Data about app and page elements
┄┄┄┄┄┄┄┄┄┄
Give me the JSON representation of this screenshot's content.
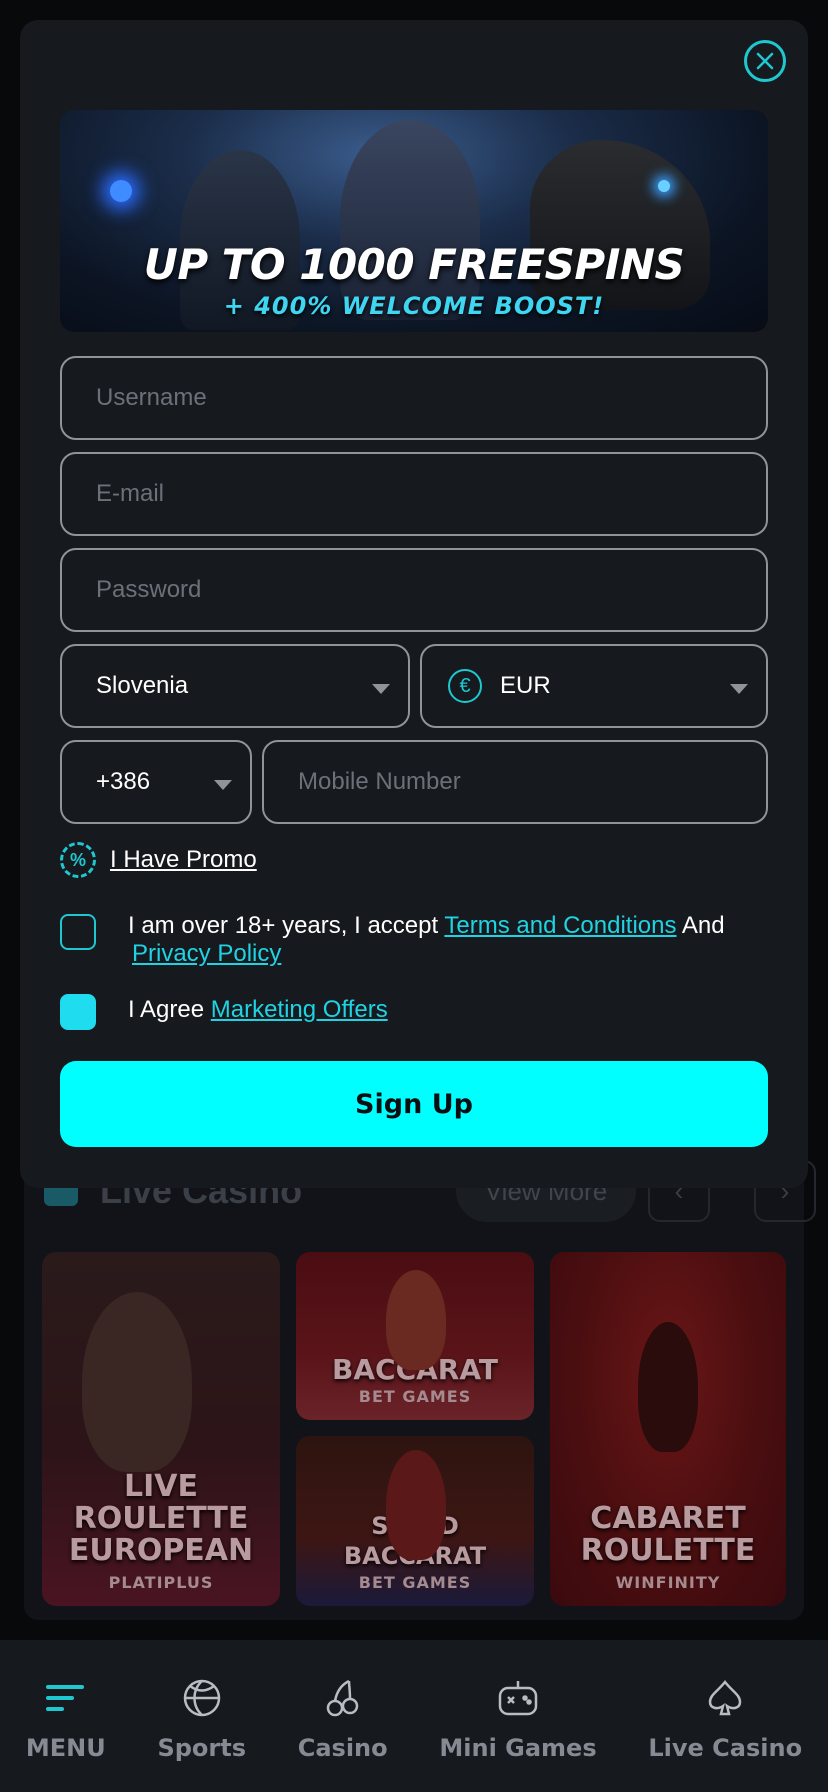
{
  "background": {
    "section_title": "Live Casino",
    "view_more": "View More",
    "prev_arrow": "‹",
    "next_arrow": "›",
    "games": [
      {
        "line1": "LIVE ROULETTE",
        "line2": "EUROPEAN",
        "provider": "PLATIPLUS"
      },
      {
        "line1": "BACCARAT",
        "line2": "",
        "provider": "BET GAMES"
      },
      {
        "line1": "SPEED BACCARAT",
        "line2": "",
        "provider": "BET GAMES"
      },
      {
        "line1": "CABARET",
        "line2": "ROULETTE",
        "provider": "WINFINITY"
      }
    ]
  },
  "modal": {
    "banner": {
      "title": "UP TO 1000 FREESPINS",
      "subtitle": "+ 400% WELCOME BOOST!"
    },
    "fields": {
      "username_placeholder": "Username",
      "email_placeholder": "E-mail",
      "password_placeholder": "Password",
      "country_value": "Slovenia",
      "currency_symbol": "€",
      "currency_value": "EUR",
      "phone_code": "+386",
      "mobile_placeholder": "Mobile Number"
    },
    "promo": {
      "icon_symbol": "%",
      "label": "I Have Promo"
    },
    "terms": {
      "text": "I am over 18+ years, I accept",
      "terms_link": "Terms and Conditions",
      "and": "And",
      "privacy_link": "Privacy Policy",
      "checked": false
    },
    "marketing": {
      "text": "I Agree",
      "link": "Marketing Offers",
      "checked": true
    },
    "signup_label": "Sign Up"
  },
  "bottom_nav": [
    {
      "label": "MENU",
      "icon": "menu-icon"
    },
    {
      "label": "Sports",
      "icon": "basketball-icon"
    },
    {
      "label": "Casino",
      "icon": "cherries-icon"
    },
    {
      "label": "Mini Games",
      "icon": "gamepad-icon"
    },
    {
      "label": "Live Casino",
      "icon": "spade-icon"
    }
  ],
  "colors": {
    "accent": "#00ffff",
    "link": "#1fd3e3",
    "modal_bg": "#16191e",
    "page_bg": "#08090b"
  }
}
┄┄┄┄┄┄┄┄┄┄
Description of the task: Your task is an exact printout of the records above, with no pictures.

Finished exercise:
Give me the JSON representation of this screenshot's content.
{
  "background": {
    "section_title": "Live Casino",
    "view_more": "View More",
    "prev_arrow": "‹",
    "next_arrow": "›",
    "games": [
      {
        "line1": "LIVE ROULETTE",
        "line2": "EUROPEAN",
        "provider": "PLATIPLUS"
      },
      {
        "line1": "BACCARAT",
        "line2": "",
        "provider": "BET GAMES"
      },
      {
        "line1": "SPEED BACCARAT",
        "line2": "",
        "provider": "BET GAMES"
      },
      {
        "line1": "CABARET",
        "line2": "ROULETTE",
        "provider": "WINFINITY"
      }
    ]
  },
  "modal": {
    "banner": {
      "title": "UP TO 1000 FREESPINS",
      "subtitle": "+ 400% WELCOME BOOST!"
    },
    "fields": {
      "username_placeholder": "Username",
      "email_placeholder": "E-mail",
      "password_placeholder": "Password",
      "country_value": "Slovenia",
      "currency_symbol": "€",
      "currency_value": "EUR",
      "phone_code": "+386",
      "mobile_placeholder": "Mobile Number"
    },
    "promo": {
      "icon_symbol": "%",
      "label": "I Have Promo"
    },
    "terms": {
      "text": "I am over 18+ years, I accept",
      "terms_link": "Terms and Conditions",
      "and": "And",
      "privacy_link": "Privacy Policy",
      "checked": false
    },
    "marketing": {
      "text": "I Agree",
      "link": "Marketing Offers",
      "checked": true
    },
    "signup_label": "Sign Up"
  },
  "bottom_nav": [
    {
      "label": "MENU",
      "icon": "menu-icon"
    },
    {
      "label": "Sports",
      "icon": "basketball-icon"
    },
    {
      "label": "Casino",
      "icon": "cherries-icon"
    },
    {
      "label": "Mini Games",
      "icon": "gamepad-icon"
    },
    {
      "label": "Live Casino",
      "icon": "spade-icon"
    }
  ],
  "colors": {
    "accent": "#00ffff",
    "link": "#1fd3e3",
    "modal_bg": "#16191e",
    "page_bg": "#08090b"
  }
}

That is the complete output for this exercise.